First lady Michelle Obama Thursday dedicated the Whitney Museum of American Art's new home in lower Manhattan with praise for its commitment to exposing the arts to young people from underserved communities.
She reflected on her childhood on Chicago's hardscrabble South Side, where she grew up thinking such glossy institutions were beyond her reach.
"There are so many kids in this country who look at places like museums and concert halls and other cultural centers, and they think to themselves, 'Well, that's not a place for me, for someone who looks like me, for someone who comes from my neighborhood,' " said Obama, an arts education advocate. "I guarantee you that right now there are kids living less than a mile from here who would never in a million years dream that they would be welcome in this museum."
But the Whitney -- which opens its doors Friday to the public at a 220,000-square-foot facility in the Meatpacking District after moving from the Upper East Side -- has put a priority on attracting a younger, more diverse audience with its inaugural exhibition and through its education programs, Obama said.
"You're telling them that their story is part of the American story and that they deserve to be seen," she said.
The exhibition, "America is Hard to See," comprises more than 600 works examining innovation and struggles for artists in America over the past 150 years.
Mayor Bill de Blasio and the architect behind the museum's angular and asymmetrical steel design, Renzo Piano, also were on hand for the dedication.
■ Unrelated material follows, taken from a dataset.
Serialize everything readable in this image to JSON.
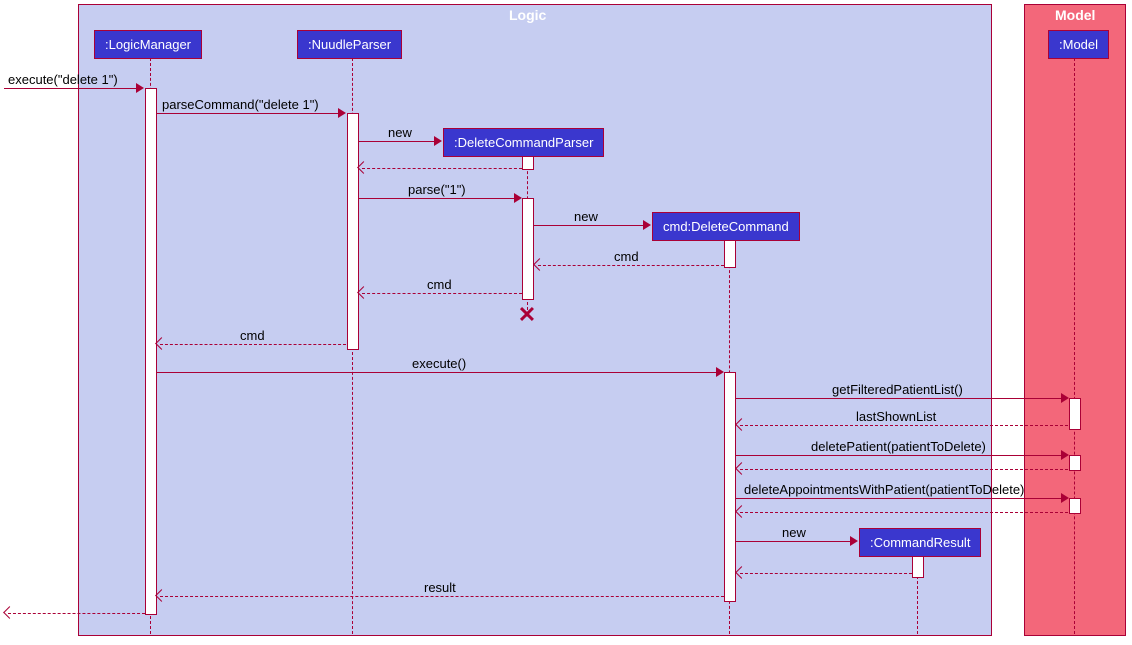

Italian-born Piano described his vision for the structure at 99 Gansevoort St. as a "piazza" where all may gather and feel welcome.
De Blasio pointed to the role of the arts community in his "One New York" plan to transform the city economically and environmentally.
"We're still trying to create a more perfect union here, and the cultural community is, and can be, in the forefront of that," he said. "We know when the doors of our cultural institutions are open wider and wider to every kind of New Yorker."
Museum director Adam D. Weinberg reaffirmed the Whitney's mission just before the ribbon-cutting ceremony.
"Art does change lives, and please know that we take that responsibility so seriously and so to heart," he said.